<<<<
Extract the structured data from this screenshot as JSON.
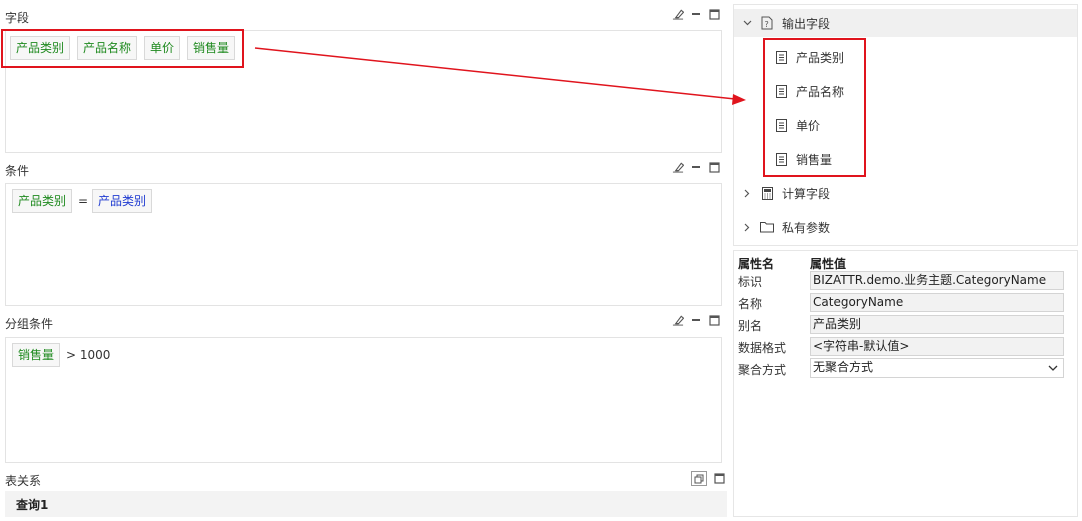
{
  "fields_section": {
    "title": "字段",
    "chips": [
      "产品类别",
      "产品名称",
      "单价",
      "销售量"
    ]
  },
  "condition_section": {
    "title": "条件",
    "left": "产品类别",
    "operator": "=",
    "right": "产品类别"
  },
  "group_condition_section": {
    "title": "分组条件",
    "field": "销售量",
    "expression": "> 1000"
  },
  "relation_section": {
    "title": "表关系",
    "tab": "查询1"
  },
  "tree": {
    "output_fields": {
      "label": "输出字段",
      "items": [
        "产品类别",
        "产品名称",
        "单价",
        "销售量"
      ]
    },
    "calc_fields": {
      "label": "计算字段"
    },
    "private_params": {
      "label": "私有参数"
    }
  },
  "properties": {
    "header_name": "属性名",
    "header_value": "属性值",
    "rows": [
      {
        "name": "标识",
        "value": "BIZATTR.demo.业务主题.CategoryName"
      },
      {
        "name": "名称",
        "value": "CategoryName"
      },
      {
        "name": "别名",
        "value": "产品类别"
      },
      {
        "name": "数据格式",
        "value": "<字符串-默认值>"
      },
      {
        "name": "聚合方式",
        "value": "无聚合方式"
      }
    ]
  },
  "colors": {
    "highlight": "#e0141d",
    "field_text": "#1f8a1f",
    "param_text": "#1f3bd1"
  },
  "icons": [
    "eraser-icon",
    "minimize-icon",
    "maximize-icon",
    "restore-icon",
    "question-doc-icon",
    "document-icon",
    "calculator-icon",
    "folder-icon",
    "chevron-down-icon",
    "chevron-right-icon"
  ]
}
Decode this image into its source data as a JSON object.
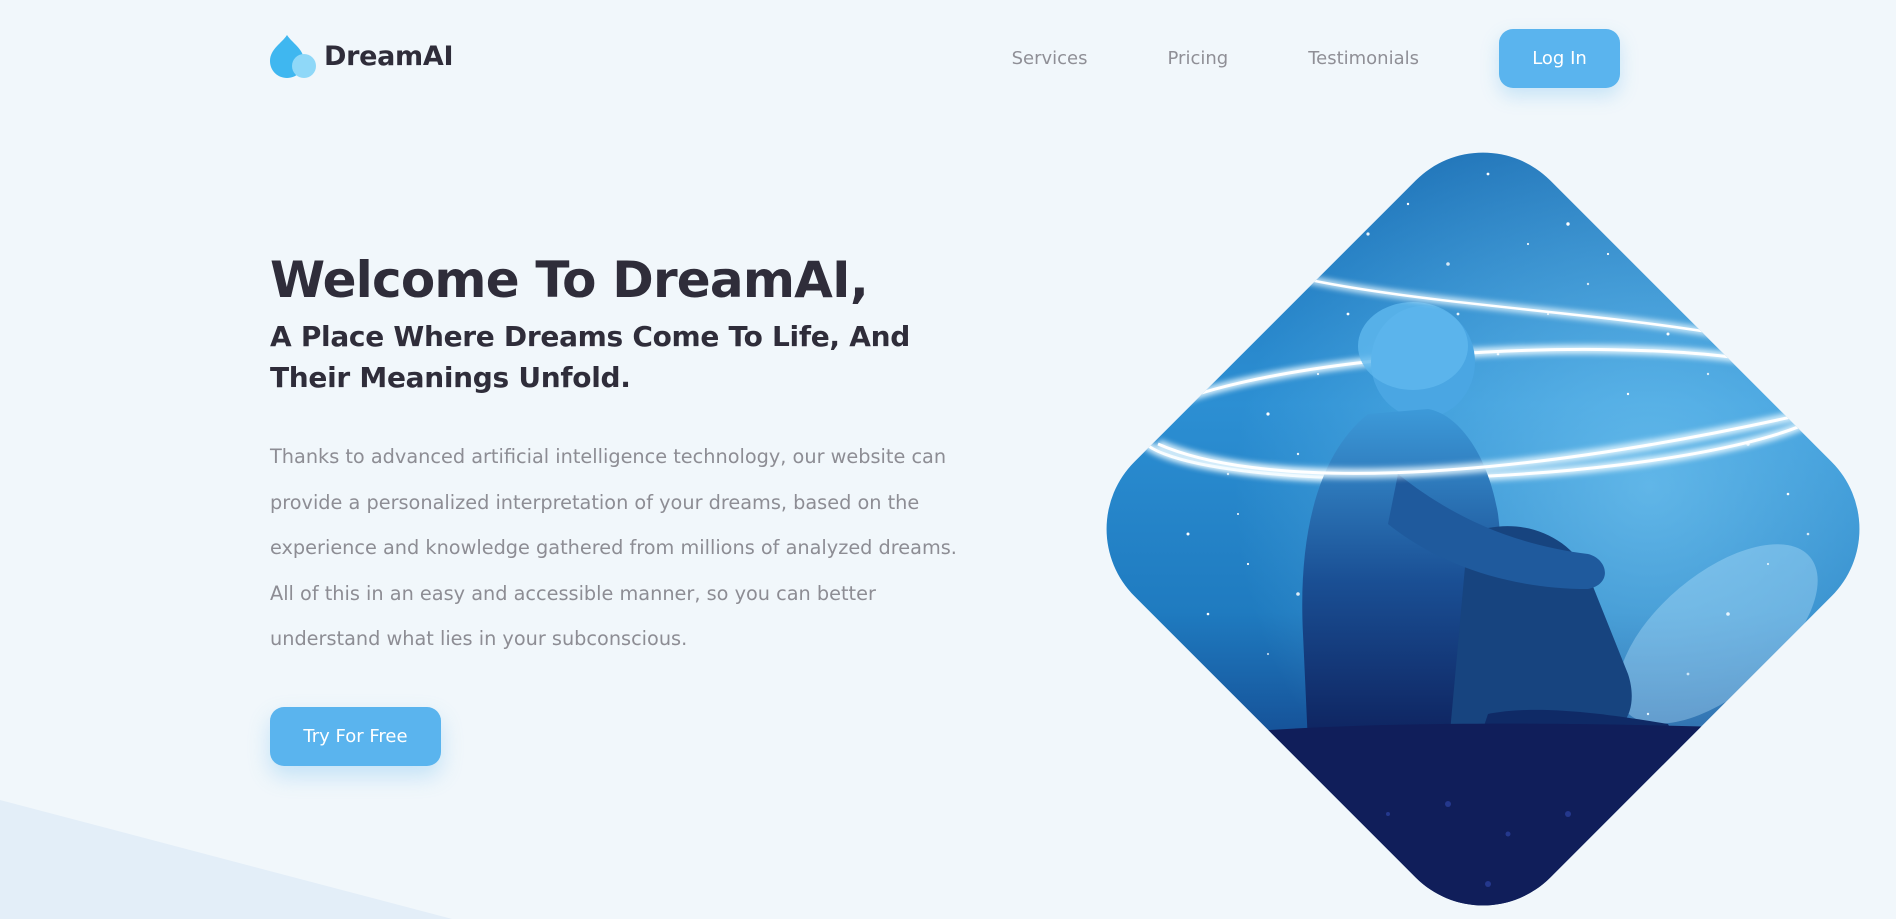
{
  "brand": {
    "name": "DreamAI"
  },
  "nav": {
    "links": [
      {
        "label": "Services"
      },
      {
        "label": "Pricing"
      },
      {
        "label": "Testimonials"
      }
    ],
    "login_label": "Log In"
  },
  "hero": {
    "title": "Welcome To DreamAI,",
    "subtitle": "A Place Where Dreams Come To Life, And Their Meanings Unfold.",
    "body": "Thanks to advanced artificial intelligence technology, our website can provide a personalized interpretation of your dreams, based on the experience and knowledge gathered from millions of analyzed dreams. All of this in an easy and accessible manner, so you can better understand what lies in your subconscious.",
    "cta_label": "Try For Free",
    "image_icon": "starry-sky-person-illustration"
  },
  "colors": {
    "accent": "#5ab4ee",
    "heading": "#2f2d3a",
    "body_text": "#8d8d94",
    "nav_text": "#8f8f96",
    "background": "#f1f7fb",
    "logo_primary": "#3fb7f0",
    "logo_secondary": "#8fd8f8"
  }
}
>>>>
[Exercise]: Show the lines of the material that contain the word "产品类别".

[Result for this task]:
      "产品类别",
    "left": "产品类别",
    "right": "产品类别"
        "产品类别",
        "value": "产品类别"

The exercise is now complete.